“This new program for smaller solar projects follows on the success of our existing PowerOptions Solar, with nearly 10 megawatts of currently operational photovoltaic systems and over 60 total megawatts under contract and in various stages of development,” said PowerOptions President and CEO Cynthia A. Arcate. “It will save our members time and money by streamlining and standardizing the process for our members—all nonprofit organizations and municipal and state facilities—where staff time and expertise can be scarce.”
Due to the success of the existing PowerOptions Solar Program, and in an effort to better serve the needs of its members, PowerOptions intends to create this second, separate solar program to exclusively focus on smaller on-site distributed solar installations sought by its members. The new program will aggregate development from across the entire state to capture the benefits of leveraging multiple projects. It provides great opportunity for the chosen firm, with instant market share.

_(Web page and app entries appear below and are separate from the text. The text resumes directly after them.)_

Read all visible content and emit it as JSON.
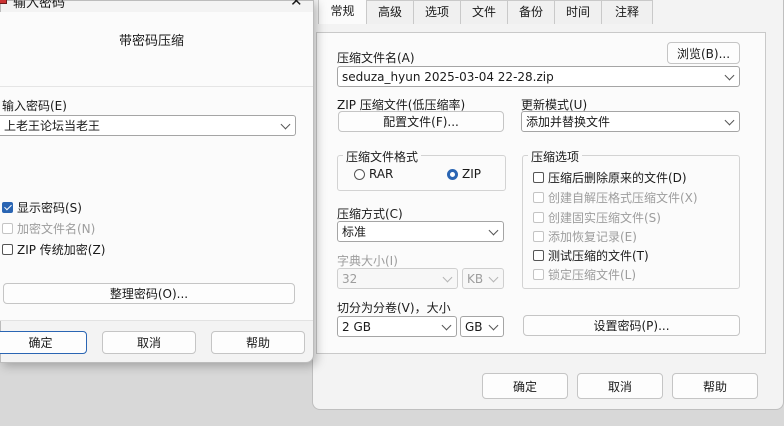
{
  "password_dialog": {
    "title": "输入密码",
    "heading": "带密码压缩",
    "password_label": "输入密码(E)",
    "password_value": "上老王论坛当老王",
    "options": [
      {
        "label": "显示密码(S)",
        "checked": true,
        "disabled": false
      },
      {
        "label": "加密文件名(N)",
        "checked": false,
        "disabled": true
      },
      {
        "label": "ZIP 传统加密(Z)",
        "checked": false,
        "disabled": false
      }
    ],
    "organize_button": "整理密码(O)...",
    "ok_button": "确定",
    "cancel_button": "取消",
    "help_button": "帮助"
  },
  "archive_dialog": {
    "tabs": [
      "常规",
      "高级",
      "选项",
      "文件",
      "备份",
      "时间",
      "注释"
    ],
    "active_tab": "常规",
    "archive_name_label": "压缩文件名(A)",
    "browse_button": "浏览(B)...",
    "archive_name_value": "seduza_hyun 2025-03-04 22-28.zip",
    "zip_profile_label": "ZIP 压缩文件(低压缩率)",
    "configure_button": "配置文件(F)...",
    "update_mode_label": "更新模式(U)",
    "update_mode_value": "添加并替换文件",
    "format_group_title": "压缩文件格式",
    "format_rar": "RAR",
    "format_zip": "ZIP",
    "selected_format": "ZIP",
    "options_group_title": "压缩选项",
    "options": [
      {
        "label": "压缩后删除原来的文件(D)",
        "checked": false,
        "disabled": false
      },
      {
        "label": "创建自解压格式压缩文件(X)",
        "checked": false,
        "disabled": true
      },
      {
        "label": "创建固实压缩文件(S)",
        "checked": false,
        "disabled": true
      },
      {
        "label": "添加恢复记录(E)",
        "checked": false,
        "disabled": true
      },
      {
        "label": "测试压缩的文件(T)",
        "checked": false,
        "disabled": false
      },
      {
        "label": "锁定压缩文件(L)",
        "checked": false,
        "disabled": true
      }
    ],
    "method_label": "压缩方式(C)",
    "method_value": "标准",
    "dict_label": "字典大小(I)",
    "dict_value": "32",
    "dict_unit": "KB",
    "split_label": "切分为分卷(V)，大小",
    "split_value": "2 GB",
    "split_unit": "GB",
    "set_password_button": "设置密码(P)...",
    "ok_button": "确定",
    "cancel_button": "取消",
    "help_button": "帮助"
  },
  "colors": {
    "accent": "#2a65b3",
    "dialog_bg": "#f3f3f3",
    "panel_bg": "#fbfbfb"
  }
}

Before issuing the RFQ, extensive research of its members was conducted to determine the need and interest in a solar program for smaller projects. PowerOptions has found that there is a significant unmet desire for on-site solar PV systems in the range of 25-300kW. PowerOptions estimates the total potential for small solar systems to be in the 7 MW to 10 MW range.

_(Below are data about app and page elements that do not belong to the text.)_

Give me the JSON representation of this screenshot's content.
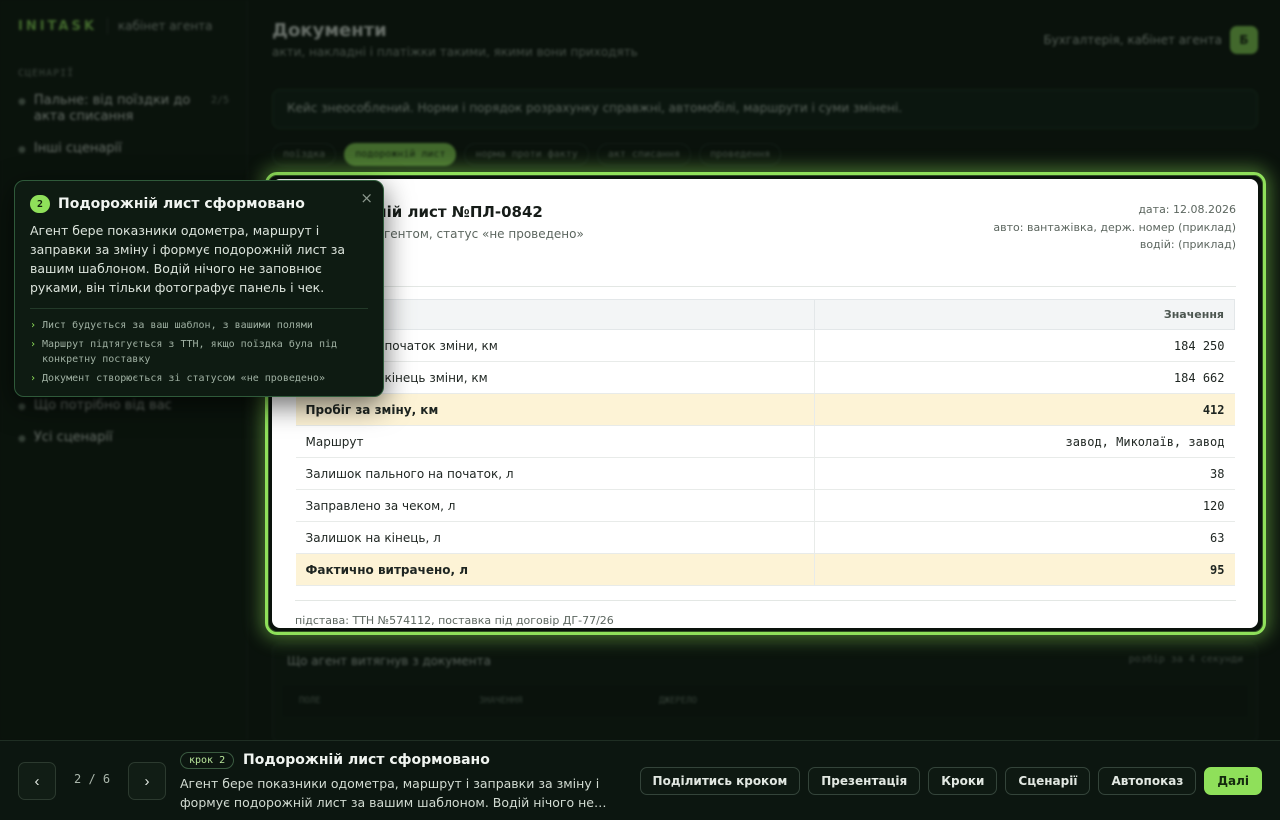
{
  "app": {
    "logo": "INITASK",
    "subtitle": "кабінет агента"
  },
  "sidebar": {
    "section_label": "СЦЕНАРІЇ",
    "items": [
      {
        "label": "Пальне: від поїздки до акта списання",
        "count": "2/5"
      },
      {
        "label": "Інші сценарії"
      }
    ],
    "lower_items": [
      {
        "label": "Що потрібно від вас"
      },
      {
        "label": "Усі сценарії"
      }
    ]
  },
  "header": {
    "title": "Документи",
    "subtitle": "акти, накладні і платіжки такими, якими вони приходять",
    "user_label": "Бухгалтерія, кабінет агента",
    "user_initial": "Б"
  },
  "notice": "Кейс знеособлений. Норми і порядок розрахунку справжні, автомобілі, маршрути і суми змінені.",
  "tabs": [
    {
      "label": "поїздка",
      "active": false
    },
    {
      "label": "подорожній лист",
      "active": true
    },
    {
      "label": "норма проти факту",
      "active": false
    },
    {
      "label": "акт списання",
      "active": false
    },
    {
      "label": "проведення",
      "active": false
    }
  ],
  "document": {
    "title": "Подорожній лист №ПЛ-0842",
    "status": "сформовано агентом, статус «не проведено»",
    "meta": [
      "дата: 12.08.2026",
      "авто: вантажівка, держ. номер (приклад)",
      "водій: (приклад)"
    ],
    "columns": {
      "key": "Показник",
      "value": "Значення"
    },
    "rows": [
      {
        "key": "Одометр на початок зміни, км",
        "value": "184 250",
        "highlight": false
      },
      {
        "key": "Одометр на кінець зміни, км",
        "value": "184 662",
        "highlight": false
      },
      {
        "key": "Пробіг за зміну, км",
        "value": "412",
        "highlight": true
      },
      {
        "key": "Маршрут",
        "value": "завод, Миколаїв, завод",
        "highlight": false
      },
      {
        "key": "Залишок пального на початок, л",
        "value": "38",
        "highlight": false
      },
      {
        "key": "Заправлено за чеком, л",
        "value": "120",
        "highlight": false
      },
      {
        "key": "Залишок на кінець, л",
        "value": "63",
        "highlight": false
      },
      {
        "key": "Фактично витрачено, л",
        "value": "95",
        "highlight": true
      }
    ],
    "footer": "підстава: ТТН №574112, поставка під договір ДГ-77/26"
  },
  "extract": {
    "title": "Що агент витягнув з документа",
    "right": "розбір за 4 секунди",
    "columns": [
      "ПОЛЕ",
      "ЗНАЧЕННЯ",
      "ДЖЕРЕЛО"
    ]
  },
  "popover": {
    "number": "2",
    "title": "Подорожній лист сформовано",
    "close": "×",
    "description": "Агент бере показники одометра, маршрут і заправки за зміну і формує подорожній лист за вашим шаблоном. Водій нічого не заповнює руками, він тільки фотографує панель і чек.",
    "bullets": [
      "Лист будується за ваш шаблон, з вашими полями",
      "Маршрут підтягується з ТТН, якщо поїздка була під конкретну поставку",
      "Документ створюється зі статусом «не проведено»"
    ]
  },
  "bottom_bar": {
    "prev": "‹",
    "next": "›",
    "counter": "2 / 6",
    "step_badge": "крок 2",
    "step_title": "Подорожній лист сформовано",
    "step_desc": "Агент бере показники одометра, маршрут і заправки за зміну і формує подорожній лист за вашим шаблоном. Водій нічого не…",
    "actions": {
      "share": "Поділитись кроком",
      "presentation": "Презентація",
      "steps": "Кроки",
      "scenarios": "Сценарії",
      "autoplay": "Автопоказ",
      "next": "Далі"
    }
  },
  "colors": {
    "accent": "#8fe05a",
    "highlight_row": "#fdf3d6"
  }
}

Responses to the RFQ are due on April 30.
Following the model of PowerOptions electricity and natural gas supply programs, the new solar program will have standardized terms and conditions. The program will be structured to give nonprofit organizations benefits of tax incentives which make solar projects economically feasible but are out of reach because of their tax-exempt status. The developer will pass the benefits of tax incentives back to the nonprofits in the price for the electricity,
“Under this approach, a third party would provide the capital and own the solar photovoltaic equipment, which will reside at the nonprofit organization,” said Arcate. “The nonprofit will enter into a long term power purchase agreement to buy the power from the solar developer, who will be responsible for any maintenance and updates to the equipment. The only cost to PowerOptions members would be the purchase of the energy.” Members may also choose to own their equipment.
While many electricity supply contracts penalize customers for reduction of usage associated with implementing a solar installation project, PowerOptions’ contract allows for it with no extra costs or penalties. “We anticipated the growing shift to renewable energy, and included this feature while developing our supply program,” said Arcate.
The award-winning PowerOptions® is among the largest electricity and natural gas purchasing consortiums in Massachusetts, with roughly $200 million of annual energy commodity purchases and a combined demand of approximately 200 megawatts of electricity and 13 million dekatherms of natural gas usage. Any nonprofit or public institution in Massachusetts may become a member and participate in this collective purchasing effort. For more information, visit www.poweroptions.org.
To get a copy of the RFQ, please email SolarRFQ@PowerOptions.org.